A highly anticipated change is on the horizon as weather models continue to advertise a significant pattern shift and snowfall to begin tonight. By Tuesday morning, if the forecast verifies, we expect avalanche conditions to change and danger to ramp up more by the end of the week. The amount of new snow received and wind accompanied with the two storms forecasted will keep us on our toes each day as this evolves. The snowpack throughout the Southern Mountains is queued up for potentially the first real tolerance test of the season as November was not a big moisture producer.
The majority of our snowpack, accumulated in the month of October is now faceted and weak at the surface and also within the pack on northerly-facing slopes. Above treeline, east and west aspects offer firm- crusted surfaces overlying weak-faceted snow and older crust layers below. Time will tell, but it will likely not take much of a new load to produce avalanches that step deeper into the foundational snowpack.
In addition, the snow on north-facing slopes, near and below treeline is also very weak. Those slopes hold loose, cohesionless snow from the surface to the ground. This lack of structure becomes more problematic on steep rolls or creek banks where the weak surface facets are likely to sluff from the weight of a rider and will gain mass while moving downhill. We expect these facet sluffs to remain small in size, but if caught, the consequences could yield a rough ride through shallowly buried obstacles.

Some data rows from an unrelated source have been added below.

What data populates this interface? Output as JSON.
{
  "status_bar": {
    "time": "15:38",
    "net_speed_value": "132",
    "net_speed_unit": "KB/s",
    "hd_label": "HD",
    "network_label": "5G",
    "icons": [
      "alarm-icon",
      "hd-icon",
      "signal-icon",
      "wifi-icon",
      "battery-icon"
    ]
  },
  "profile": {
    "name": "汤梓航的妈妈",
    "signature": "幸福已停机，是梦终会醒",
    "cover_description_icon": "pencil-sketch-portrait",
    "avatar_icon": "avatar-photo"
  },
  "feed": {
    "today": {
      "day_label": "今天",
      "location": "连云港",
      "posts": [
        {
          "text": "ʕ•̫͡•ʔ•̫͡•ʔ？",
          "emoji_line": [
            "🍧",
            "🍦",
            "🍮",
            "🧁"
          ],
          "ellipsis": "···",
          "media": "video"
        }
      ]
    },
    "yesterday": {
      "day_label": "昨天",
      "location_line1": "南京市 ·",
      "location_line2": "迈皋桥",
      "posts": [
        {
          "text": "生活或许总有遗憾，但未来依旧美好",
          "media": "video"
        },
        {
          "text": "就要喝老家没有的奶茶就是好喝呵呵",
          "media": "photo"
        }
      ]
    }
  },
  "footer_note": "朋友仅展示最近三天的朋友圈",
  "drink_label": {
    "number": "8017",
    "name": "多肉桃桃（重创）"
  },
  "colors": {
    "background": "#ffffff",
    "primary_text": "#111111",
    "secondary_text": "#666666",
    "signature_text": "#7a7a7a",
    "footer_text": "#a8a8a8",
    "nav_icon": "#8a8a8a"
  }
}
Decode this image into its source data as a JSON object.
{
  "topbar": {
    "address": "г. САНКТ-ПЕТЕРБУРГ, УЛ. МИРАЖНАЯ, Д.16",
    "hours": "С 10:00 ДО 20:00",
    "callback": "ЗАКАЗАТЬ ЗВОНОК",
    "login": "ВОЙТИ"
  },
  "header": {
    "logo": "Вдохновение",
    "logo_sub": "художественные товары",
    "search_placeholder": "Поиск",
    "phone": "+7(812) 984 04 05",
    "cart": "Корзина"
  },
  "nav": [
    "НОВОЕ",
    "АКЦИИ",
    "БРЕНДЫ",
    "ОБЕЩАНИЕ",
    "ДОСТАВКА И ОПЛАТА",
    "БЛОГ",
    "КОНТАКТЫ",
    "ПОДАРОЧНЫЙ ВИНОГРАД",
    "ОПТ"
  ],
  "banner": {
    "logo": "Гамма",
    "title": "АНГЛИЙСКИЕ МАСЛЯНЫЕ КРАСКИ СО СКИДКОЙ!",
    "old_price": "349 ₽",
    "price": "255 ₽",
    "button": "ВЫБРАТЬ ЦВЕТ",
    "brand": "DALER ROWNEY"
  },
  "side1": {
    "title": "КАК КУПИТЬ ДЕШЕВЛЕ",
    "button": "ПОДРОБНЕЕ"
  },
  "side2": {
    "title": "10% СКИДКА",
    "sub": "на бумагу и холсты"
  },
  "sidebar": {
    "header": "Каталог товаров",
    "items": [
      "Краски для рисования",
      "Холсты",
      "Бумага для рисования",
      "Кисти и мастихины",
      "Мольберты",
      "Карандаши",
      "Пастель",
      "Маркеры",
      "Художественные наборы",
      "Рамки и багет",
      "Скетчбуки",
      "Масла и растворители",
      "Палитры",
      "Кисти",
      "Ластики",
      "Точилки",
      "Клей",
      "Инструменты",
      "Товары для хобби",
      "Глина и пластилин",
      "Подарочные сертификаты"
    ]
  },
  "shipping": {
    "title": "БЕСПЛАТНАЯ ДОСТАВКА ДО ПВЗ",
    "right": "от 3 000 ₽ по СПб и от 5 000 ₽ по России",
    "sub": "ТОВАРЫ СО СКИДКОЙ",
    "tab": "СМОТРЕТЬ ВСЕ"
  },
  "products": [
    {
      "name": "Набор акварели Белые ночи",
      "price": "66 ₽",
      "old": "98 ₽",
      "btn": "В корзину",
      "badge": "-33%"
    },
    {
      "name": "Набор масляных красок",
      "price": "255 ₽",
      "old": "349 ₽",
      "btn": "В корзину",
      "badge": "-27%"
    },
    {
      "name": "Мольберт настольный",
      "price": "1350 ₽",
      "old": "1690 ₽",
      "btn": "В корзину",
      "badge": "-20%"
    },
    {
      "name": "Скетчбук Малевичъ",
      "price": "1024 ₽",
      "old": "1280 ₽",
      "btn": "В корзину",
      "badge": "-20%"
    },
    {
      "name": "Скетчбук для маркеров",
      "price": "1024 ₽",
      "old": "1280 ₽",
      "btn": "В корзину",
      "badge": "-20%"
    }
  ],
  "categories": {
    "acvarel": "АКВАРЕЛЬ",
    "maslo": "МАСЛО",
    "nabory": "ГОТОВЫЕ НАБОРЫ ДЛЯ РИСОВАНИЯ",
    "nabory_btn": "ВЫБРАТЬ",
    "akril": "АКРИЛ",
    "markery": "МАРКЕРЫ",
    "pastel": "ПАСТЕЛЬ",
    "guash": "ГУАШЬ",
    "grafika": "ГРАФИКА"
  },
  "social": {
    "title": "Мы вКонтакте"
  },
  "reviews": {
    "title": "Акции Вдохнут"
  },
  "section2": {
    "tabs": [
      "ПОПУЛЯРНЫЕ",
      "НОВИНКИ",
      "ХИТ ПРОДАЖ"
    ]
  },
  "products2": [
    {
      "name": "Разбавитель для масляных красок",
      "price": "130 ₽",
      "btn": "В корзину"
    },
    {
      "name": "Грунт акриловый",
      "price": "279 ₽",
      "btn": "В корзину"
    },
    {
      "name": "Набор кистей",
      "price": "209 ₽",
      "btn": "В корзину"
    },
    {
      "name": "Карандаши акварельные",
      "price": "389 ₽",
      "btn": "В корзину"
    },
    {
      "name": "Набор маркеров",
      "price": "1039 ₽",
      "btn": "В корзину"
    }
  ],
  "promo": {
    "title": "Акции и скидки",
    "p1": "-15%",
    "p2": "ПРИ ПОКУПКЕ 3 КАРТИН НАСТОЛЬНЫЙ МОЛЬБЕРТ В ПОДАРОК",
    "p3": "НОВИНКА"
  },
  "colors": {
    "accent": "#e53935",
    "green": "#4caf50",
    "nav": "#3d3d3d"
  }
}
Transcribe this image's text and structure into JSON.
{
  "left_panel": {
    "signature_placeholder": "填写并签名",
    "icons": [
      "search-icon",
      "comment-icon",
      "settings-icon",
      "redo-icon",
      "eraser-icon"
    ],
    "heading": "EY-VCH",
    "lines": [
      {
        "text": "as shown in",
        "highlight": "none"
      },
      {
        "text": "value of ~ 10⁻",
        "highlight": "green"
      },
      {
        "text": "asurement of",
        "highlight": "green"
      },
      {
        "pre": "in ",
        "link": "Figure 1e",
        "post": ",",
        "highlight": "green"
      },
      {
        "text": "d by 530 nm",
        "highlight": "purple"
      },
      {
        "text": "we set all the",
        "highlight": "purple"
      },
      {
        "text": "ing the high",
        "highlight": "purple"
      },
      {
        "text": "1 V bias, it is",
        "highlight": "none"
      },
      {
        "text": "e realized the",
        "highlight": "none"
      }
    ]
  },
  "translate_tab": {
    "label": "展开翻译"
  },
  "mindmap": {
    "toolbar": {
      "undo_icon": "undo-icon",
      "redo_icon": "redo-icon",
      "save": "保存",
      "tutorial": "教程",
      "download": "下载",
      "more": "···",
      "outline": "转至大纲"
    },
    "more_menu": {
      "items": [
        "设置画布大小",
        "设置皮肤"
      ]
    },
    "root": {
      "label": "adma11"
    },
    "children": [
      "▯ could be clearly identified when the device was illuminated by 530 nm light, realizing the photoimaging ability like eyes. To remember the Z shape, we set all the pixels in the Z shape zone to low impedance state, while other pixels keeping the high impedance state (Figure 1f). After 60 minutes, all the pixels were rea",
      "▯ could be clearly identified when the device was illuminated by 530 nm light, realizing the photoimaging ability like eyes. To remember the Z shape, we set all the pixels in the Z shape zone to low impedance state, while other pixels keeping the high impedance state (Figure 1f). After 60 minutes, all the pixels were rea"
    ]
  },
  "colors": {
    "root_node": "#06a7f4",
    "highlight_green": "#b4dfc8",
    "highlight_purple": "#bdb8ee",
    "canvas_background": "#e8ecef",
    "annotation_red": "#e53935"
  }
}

Although the start to the season appears bleak, keep in mind that bare ground or patchy snow-covered terrain provides a clean slate. Those slopes will not have old snow layers lurking below and should offer safer options as new snowfall is added. Patience and careful terrain selection will be crucial moving forward this week and awhile beyond.